Bankrupting Kleptocracies is a Dangerously Bad Idea

Kleptocracies are bad. A kleptocracy going bankrupt is dangerous. The Enough Project should know better than to advocate it.

One of the causes of the genocide in Rwanda was that the kleptocratic government of President Juvenal Habyarimana lost the resources it needed to maintain its centralized patronage system. In the disordered competitive politics that followed, his party and others turned to violent political mobilization.

South Sudan_my turn to eatSouth Sudan was a modestly functional kleptocracy from the signing of the Comprehensive Peace Agreement in 2005 until the financial crisis unleashed by the suicidal decision to shut down national oil production in 2012. The kleptocratic system of rule laid the foundations for crisis. But it was bankruptcy, and the resort to violent dispute over a shrinking patrimony, that unleashed the civil war. [See my Occasional Paper on South Sudan, which explains the extreme perils of a collapsed political market].

Under President Ali Abdalla Saleh, Yemen was a highly complex political market, centrally manipulated. It maintained a modicum of order. When fiscal crisis hit, for multiple reasons, the president lost the grease he needed to keep the wheels of kleptocracy turning, and the country plunged into crisis.

I could go on: the slide into civil war in Sudan in the 1980s, the collapse of Somalia in 1990-91, the electoral violence in Kenya. I describe cases and mechanisms in my book, The Real Politics of the Horn of Africa.

The most dangerous moment in a kleptocracy is the slide into insolvency. That’s when its rulers (political business operators) become desperate and willing to contemplate extreme measures.

Part of the reason why Enough has got it wrong is that it uses a simplistic definition of kleptocracy as the rule of thieves. A more sophisticated definition is a system of government in which the laws of supply and demand determine the allocation and use of public office.

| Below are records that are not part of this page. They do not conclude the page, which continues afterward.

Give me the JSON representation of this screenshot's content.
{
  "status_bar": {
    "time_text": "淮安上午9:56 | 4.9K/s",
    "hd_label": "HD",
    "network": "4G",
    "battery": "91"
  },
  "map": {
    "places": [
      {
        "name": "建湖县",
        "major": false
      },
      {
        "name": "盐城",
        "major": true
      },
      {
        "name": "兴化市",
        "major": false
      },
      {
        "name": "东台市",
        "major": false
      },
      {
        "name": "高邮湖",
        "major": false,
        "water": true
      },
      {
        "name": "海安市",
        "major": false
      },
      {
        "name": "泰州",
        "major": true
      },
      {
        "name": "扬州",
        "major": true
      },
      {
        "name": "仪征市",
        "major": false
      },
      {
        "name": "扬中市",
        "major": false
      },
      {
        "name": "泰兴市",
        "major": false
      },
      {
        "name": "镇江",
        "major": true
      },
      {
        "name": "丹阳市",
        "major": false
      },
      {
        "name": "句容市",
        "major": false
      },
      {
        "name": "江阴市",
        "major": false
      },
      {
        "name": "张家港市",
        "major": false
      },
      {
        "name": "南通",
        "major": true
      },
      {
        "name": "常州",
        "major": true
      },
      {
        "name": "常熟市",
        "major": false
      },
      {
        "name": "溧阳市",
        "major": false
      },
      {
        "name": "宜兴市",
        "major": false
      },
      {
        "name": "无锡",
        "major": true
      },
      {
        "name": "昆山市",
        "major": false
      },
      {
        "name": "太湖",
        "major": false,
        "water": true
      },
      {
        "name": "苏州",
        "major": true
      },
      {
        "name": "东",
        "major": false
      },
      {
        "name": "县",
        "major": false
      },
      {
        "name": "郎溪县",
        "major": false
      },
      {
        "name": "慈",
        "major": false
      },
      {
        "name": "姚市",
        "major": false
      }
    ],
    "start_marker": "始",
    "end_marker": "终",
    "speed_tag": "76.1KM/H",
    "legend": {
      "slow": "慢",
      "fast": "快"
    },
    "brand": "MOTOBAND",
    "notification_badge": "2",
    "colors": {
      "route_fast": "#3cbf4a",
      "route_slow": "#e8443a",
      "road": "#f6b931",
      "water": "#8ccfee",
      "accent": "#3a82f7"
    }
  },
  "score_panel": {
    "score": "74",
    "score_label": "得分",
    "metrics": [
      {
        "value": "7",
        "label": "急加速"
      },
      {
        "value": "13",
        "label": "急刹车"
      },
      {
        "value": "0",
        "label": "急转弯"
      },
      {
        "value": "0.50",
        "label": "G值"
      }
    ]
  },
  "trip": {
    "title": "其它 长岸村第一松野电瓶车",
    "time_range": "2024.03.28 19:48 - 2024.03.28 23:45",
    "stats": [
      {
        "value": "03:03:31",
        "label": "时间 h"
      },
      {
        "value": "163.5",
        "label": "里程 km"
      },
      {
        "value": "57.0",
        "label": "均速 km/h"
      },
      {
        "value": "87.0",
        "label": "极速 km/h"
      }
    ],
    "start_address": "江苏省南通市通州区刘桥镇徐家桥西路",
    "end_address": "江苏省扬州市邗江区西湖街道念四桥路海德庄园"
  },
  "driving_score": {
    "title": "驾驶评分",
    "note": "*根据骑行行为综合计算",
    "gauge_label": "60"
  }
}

Another reason why Enough misleads is that its starting point is not the problem itself (the complex dysfunction of countries like South Sudan) but the tools that the U.S. government can bring to bear.

Kleptocracy—in both senses of the word—is a serious problem that needs to understood and resolved. Addressing corruption is a serious issue that needs a serious response. But Enough’s idea that driving these systems to bankruptcy is wrong and dangerous.



Alex de Waal is a Research Professor at The Fletcher School, Tufts University, and leads the WPF research programs on African Peacemaking and Mass Starvation.

Considered one of the foremost experts on the Horn of Africa, his scholarly work and practice has also probed humanitarian crisis and response, human rights, pandemic disease, and conflict and peace-building. His latest book is New Pandemics, Old Politics: Two Hundred Years of War on Disease and its Alternatives. He is also author of Mass Starvation: The History and Future of Famine and The Real Politics of the Horn of Africa (Polity Press, 2015) Following a fellowship with the Global Equity Initiative at Harvard (2004-06), he worked with the Social Science Research Council as Director of the program on HIV/AIDS and Social Transformation, and led projects on conflict and humanitarian crises in Africa (2006-09). During 2005-06, de Waal was seconded to the African Union mediation team for Darfur and from 2009-11 served as senior adviser to the African Union High-Level Implementation Panel for Sudan. He was on the list of Foreign Policy’s 100 most influential public intellectuals in 2008 and Atlantic Monthly’s 27 “brave thinkers” in 2009 and is the winner of the 2024 Huxley Award of the Royal Anthropological Institute. Professor de Waal regularly teaches a course on Conflict in Africa at the Fletcher School, Tufts University.  During this course, students should gain a deeper understanding of the nature of contemporary violent conflict in Africa. Students will be expected to master the key theoretical approaches to violence in Africa, and to become familiar with a number of important case studies. The focus is on the origins and nature of violence, rather than policy responses and solutions. The course is inter-disciplinary and involves readings in political science, international relations, and social anthropology, while also touching on economics, environmental studies, and history. 

Stay Connected